Do you ever get extremely annoyed by the extremes to which extremists overuse the word “extreme”? In our current cultural rhetoric, it seems like any time something happens that the other side doesn’t like, it’s blamed on “the extreme right” or “the extreme left.”
Do the extreme right and extreme left exist? Yes, unfortunately they do. But the more people use the word “extreme” to describe events, policies, or beliefs that they don’t like, the more difficult it is to discern what actually counts as extreme.
Furthermore, when we categorize people as “extreme” because of a certain belief they hold to, we are “other-izeing” them in a way that won’t even let us try to understand them. If I hear people call me “extreme,” I feel like they’re lumping me into a category with terrorists. But, oh wait—the term “domestic terrorist” has also been lobbed at people deemed to be a “threat to democracy.” And such accusations aren’t exactly leading people toward the unity that was once promised to this country.
How do we find our way out of this rhetorical mess which is pushing society further and further to polar opposites? Political leaders have promised all sorts of things, but ultimately they can’t deliver because they are finite humans who make poor saviors. As followers of Christ, we know that sitting around and complaining about it also won’t make a difference. However, we can take a few small steps to change the atmosphere around us as the Holy Spirit does his work through us.

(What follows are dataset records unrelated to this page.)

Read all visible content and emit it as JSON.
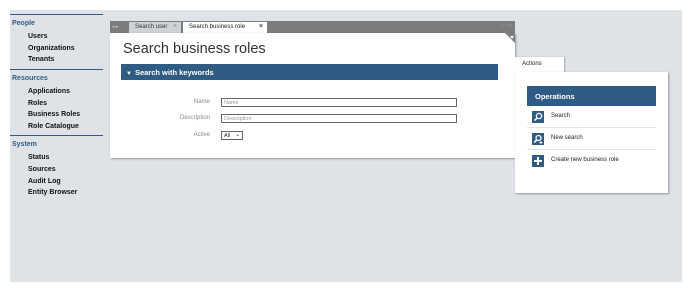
{
  "sidebar": {
    "sections": [
      {
        "title": "People",
        "items": [
          "Users",
          "Organizations",
          "Tenants"
        ]
      },
      {
        "title": "Resources",
        "items": [
          "Applications",
          "Roles",
          "Business Roles",
          "Role Catalogue"
        ]
      },
      {
        "title": "System",
        "items": [
          "Status",
          "Sources",
          "Audit Log",
          "Entity Browser"
        ]
      }
    ]
  },
  "tabs": {
    "nav_glyph": "◂ ▸",
    "items": [
      {
        "label": "Search user",
        "close": "×"
      },
      {
        "label": "Search business role",
        "close": "×"
      }
    ],
    "window_buttons": "▫ ▭"
  },
  "main": {
    "title": "Search business roles",
    "section_title": "Search with keywords",
    "fields": {
      "name": {
        "label": "Name",
        "placeholder": "Name"
      },
      "description": {
        "label": "Description",
        "placeholder": "Description"
      },
      "active": {
        "label": "Active",
        "value": "All",
        "chevron": "⌄"
      }
    }
  },
  "actions": {
    "tab_label": "Actions",
    "header": "Operations",
    "items": [
      {
        "label": "Search",
        "icon": "search-icon"
      },
      {
        "label": "New search",
        "icon": "new-search-icon"
      },
      {
        "label": "Create new business role",
        "icon": "plus-icon"
      }
    ]
  },
  "colors": {
    "accent": "#2f5c84",
    "background": "#dfe3e7",
    "tabbar": "#7a7c7e"
  }
}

First, we need to start by refining our language choices. Refuse to give into the emotional sway of charged words like “extreme” when describing events, votes, or ideas. The word “extreme” means “existing in a very high degree” or “going to great or exaggerated lengths.” Its connotation is that of being dangerous, radical, or life-threatening. And yet it seems we’ve entered a state of hysteria in our culture where people think certain ideas are dangerous, radical, and life-threatening even when they’re not.
But the more the hyperbole is pushed, the more we strip actually dangerous and radical ideas of their full meaning. This is where people are confusing logic with emotion. If it feels dangerous and threatening to someone, then it must be—never mind if the objective facts are saying that person is not in physical danger at all.
Thus, there is a need to be more particular with our words and avoid the “triggering” words (like “triggering”) unless necessary to communicate the truth about a situation. I might not feel “safe” if someone is following me on a dark, shadowy street because that person could physically attack me. This is very different from saying, “I don’t feel safe” in a college classroom where someone is expressing a viewpoint different from mine and poses no real threat to my safety.
God designed language to help us express ourselves, and when we use it to cause more confusion and chaos, we’re not stewarding the gift of language well. May we learn to use it with clarity so that we can love others better with the truth.
Next, we need to remind ourselves of the dignity and worth of the people around us. Even if words don’t pose a physical threat to others, they are powerful. Accusing others of holding to “extreme” views ostracizes them and makes them defensive. This tears down opportunities for relationships, especially with those we disagree with.
Sadly, I’ve been pulled into this trap where I see someone’s views on social media, and I start categorizing them as “the other side.” It’s easy to side with those you agree with and want to distance yourself from those you disagree with.
But Christ came to bride the gap and “break down the dividing wall of hostility” as Ephesians 2:14 says. We who once were enemies of Christ were brought near to him through his sacrifice, and now we need to look at others in the same way. We cannot forget the dignity of being human—we all share this in common regardless of what various viewpoints we have. And how could we trample on this dignity by labeling others in a way that makes them feel less valued?
Even with those we strongly disagree with, we can look at them and know they have inherent worth because they’re created in the image of God. This will help us to value them even when we struggle to understand their viewpoints.
Finally, we need to reach for common ground. You might think this is impossible when two viewpoints seem diabolically opposed to each other. I’m not saying we have to find common ground on certain issues because on many of them, it will be impossible.
But we need to look for common ground somewhere with people we disagree with. Find something that isn’t strongly charged that you both care about and focus on building your relationship through that. Maybe it’s a sports team, maybe it’s the theater, maybe it’s a book club or fine dining or traveling. You might think those seem like “superficial” things, but in reality, these are common graces that God has given us to enjoy with others that don’t have to divide us.
As we build relationships with others through these hobbies or activities, we will be reminding one another of our value beyond just a political standpoint. We will stop seeing our neighbor as “extreme” because of the sign on her lawn and simply see her as a human and a friend whom we enjoy spending time with.
We may not get the journalists and news anchors to stop using the word “extreme” to describe various ideologies. But we can choose not to get swept up in their emotional diatribes and instead break down issues logically and rationally. And we can also choose to not categorize whole groups of people based on their political party and focus rather on building relationships with individuals God has placed in our lives.
We don’t need to relinquish our beliefs because some find them “extreme.” I’m fully aware that people think I’m extreme simply for being a Christian and believing the Bible is true. If that’s the case, so be it. Jesus was also considered extreme in his day. But he didn’t let that stop him from loving people right where they were at, giving them the truth, and laying down his life for them.
And if we can be more like Jesus, it doesn’t matter what they call us.